Data records for software interfaces
'''

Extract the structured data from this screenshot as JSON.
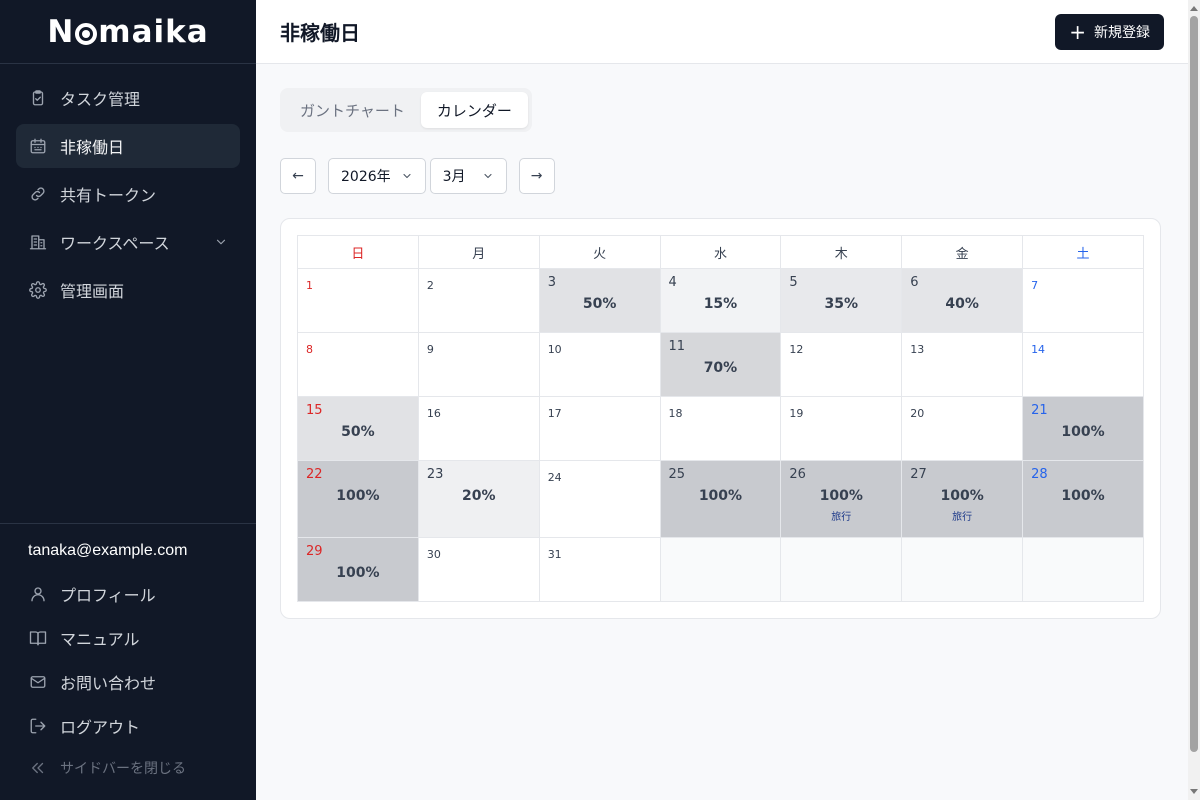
{
  "app": {
    "logo_text_left": "N",
    "logo_text_right": "maika"
  },
  "sidebar": {
    "items": [
      {
        "label": "タスク管理",
        "icon": "clipboard-icon",
        "active": false
      },
      {
        "label": "非稼働日",
        "icon": "calendar-icon",
        "active": true
      },
      {
        "label": "共有トークン",
        "icon": "link-icon",
        "active": false
      },
      {
        "label": "ワークスペース",
        "icon": "building-icon",
        "active": false
      },
      {
        "label": "管理画面",
        "icon": "gear-icon",
        "active": false
      }
    ],
    "user_email": "tanaka@example.com",
    "bottom_items": [
      {
        "label": "プロフィール",
        "icon": "user-icon"
      },
      {
        "label": "マニュアル",
        "icon": "book-icon"
      },
      {
        "label": "お問い合わせ",
        "icon": "mail-icon"
      },
      {
        "label": "ログアウト",
        "icon": "logout-icon"
      }
    ],
    "collapse_label": "サイドバーを閉じる"
  },
  "header": {
    "title": "非稼働日",
    "new_button_label": "新規登録"
  },
  "tabs": [
    {
      "label": "ガントチャート",
      "active": false
    },
    {
      "label": "カレンダー",
      "active": true
    }
  ],
  "controls": {
    "prev_label": "←",
    "next_label": "→",
    "year": "2026年",
    "month": "3月"
  },
  "calendar": {
    "weekdays": [
      "日",
      "月",
      "火",
      "水",
      "木",
      "金",
      "土"
    ],
    "weeks": [
      [
        {
          "day": "1",
          "pct": 0
        },
        {
          "day": "2",
          "pct": 0
        },
        {
          "day": "3",
          "pct": 50
        },
        {
          "day": "4",
          "pct": 15
        },
        {
          "day": "5",
          "pct": 35
        },
        {
          "day": "6",
          "pct": 40
        },
        {
          "day": "7",
          "pct": 0
        }
      ],
      [
        {
          "day": "8",
          "pct": 0
        },
        {
          "day": "9",
          "pct": 0
        },
        {
          "day": "10",
          "pct": 0
        },
        {
          "day": "11",
          "pct": 70
        },
        {
          "day": "12",
          "pct": 0
        },
        {
          "day": "13",
          "pct": 0
        },
        {
          "day": "14",
          "pct": 0
        }
      ],
      [
        {
          "day": "15",
          "pct": 50
        },
        {
          "day": "16",
          "pct": 0
        },
        {
          "day": "17",
          "pct": 0
        },
        {
          "day": "18",
          "pct": 0
        },
        {
          "day": "19",
          "pct": 0
        },
        {
          "day": "20",
          "pct": 0
        },
        {
          "day": "21",
          "pct": 100
        }
      ],
      [
        {
          "day": "22",
          "pct": 100
        },
        {
          "day": "23",
          "pct": 20
        },
        {
          "day": "24",
          "pct": 0
        },
        {
          "day": "25",
          "pct": 100
        },
        {
          "day": "26",
          "pct": 100,
          "note": "旅行"
        },
        {
          "day": "27",
          "pct": 100,
          "note": "旅行"
        },
        {
          "day": "28",
          "pct": 100
        }
      ],
      [
        {
          "day": "29",
          "pct": 100
        },
        {
          "day": "30",
          "pct": 0
        },
        {
          "day": "31",
          "pct": 0
        },
        null,
        null,
        null,
        null
      ]
    ],
    "row_heights": [
      64,
      64,
      64,
      77,
      64
    ]
  }
}
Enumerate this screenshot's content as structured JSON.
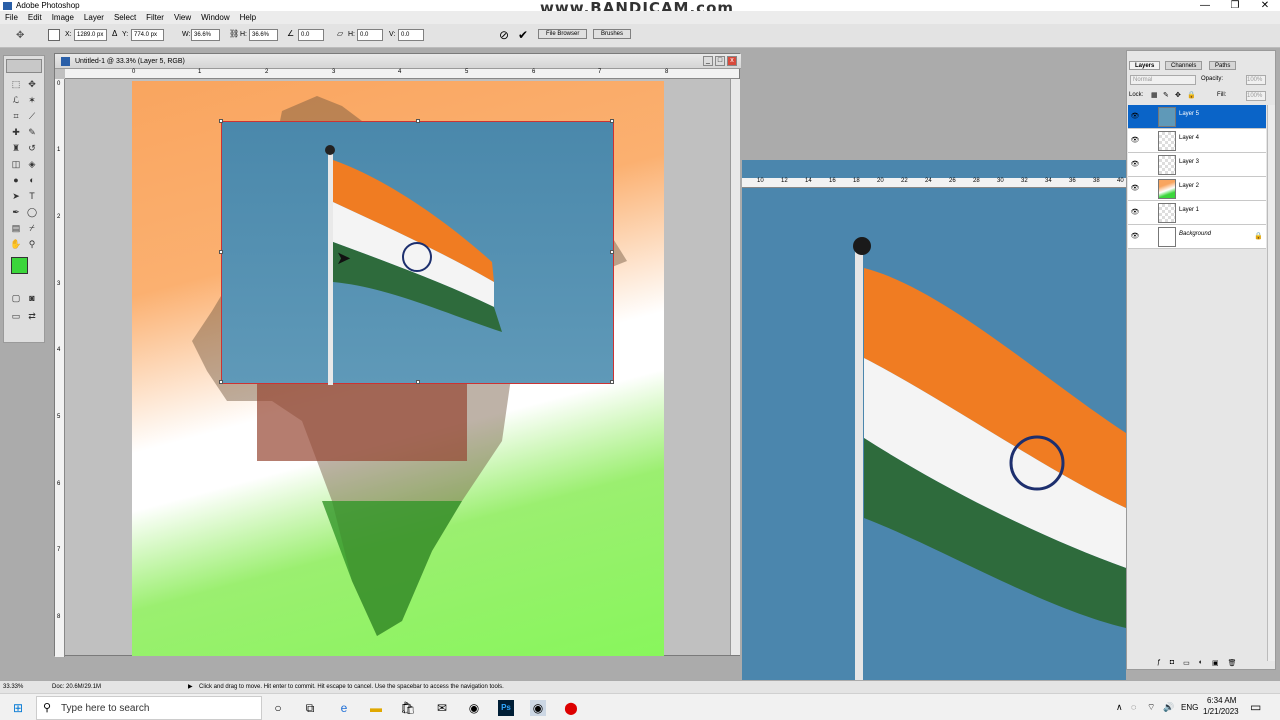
{
  "app": {
    "title": "Adobe Photoshop"
  },
  "watermark": "www.BANDICAM.com",
  "window_controls": {
    "minimize": "—",
    "restore": "❐",
    "close": "✕"
  },
  "menu": [
    "File",
    "Edit",
    "Image",
    "Layer",
    "Select",
    "Filter",
    "View",
    "Window",
    "Help"
  ],
  "options": {
    "x_label": "X:",
    "x_value": "1289.0 px",
    "y_label": "Y:",
    "y_value": "774.0 px",
    "w_label": "W:",
    "w_value": "36.6%",
    "h_label": "H:",
    "h_value": "36.6%",
    "rotate_value": "0.0",
    "hskew_label": "H:",
    "hskew_value": "0.0",
    "vskew_label": "V:",
    "vskew_value": "0.0",
    "cancel_icon": "cancel-transform-icon",
    "commit_icon": "commit-transform-icon",
    "file_browser_tab": "File Browser",
    "brushes_tab": "Brushes"
  },
  "document": {
    "title": "Untitled-1 @ 33.3% (Layer 5, RGB)",
    "ruler_h_ticks": [
      "0",
      "1",
      "2",
      "3",
      "4",
      "5",
      "6",
      "7",
      "8"
    ],
    "ruler_v_ticks": [
      "0",
      "1",
      "2",
      "3",
      "4",
      "5",
      "6",
      "7",
      "8"
    ]
  },
  "second_doc": {
    "ruler_ticks": [
      "10",
      "12",
      "14",
      "16",
      "18",
      "20",
      "22",
      "24",
      "26",
      "28",
      "30",
      "32",
      "34",
      "36",
      "38",
      "40"
    ]
  },
  "layers_panel": {
    "tabs": [
      "Layers",
      "Channels",
      "Paths"
    ],
    "blend_mode": "Normal",
    "opacity_label": "Opacity:",
    "opacity_value": "100%",
    "lock_label": "Lock:",
    "fill_label": "Fill:",
    "fill_value": "100%",
    "layers": [
      {
        "name": "Layer 5",
        "selected": true
      },
      {
        "name": "Layer 4",
        "selected": false
      },
      {
        "name": "Layer 3",
        "selected": false
      },
      {
        "name": "Layer 2",
        "selected": false
      },
      {
        "name": "Layer 1",
        "selected": false
      },
      {
        "name": "Background",
        "selected": false
      }
    ]
  },
  "status": {
    "zoom": "33.33%",
    "doc_info": "Doc: 20.6M/29.1M",
    "hint": "Click and drag to move. Hit enter to commit. Hit escape to cancel. Use the spacebar to access the navigation tools."
  },
  "taskbar": {
    "search_placeholder": "Type here to search",
    "language": "ENG",
    "time": "6:34 AM",
    "date": "1/21/2023"
  },
  "colors": {
    "foreground": "#3bd63b",
    "background": "#ffffff",
    "selection": "#0a64c8"
  }
}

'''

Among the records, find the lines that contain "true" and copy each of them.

        "active": true
      "active": true
        "selected": true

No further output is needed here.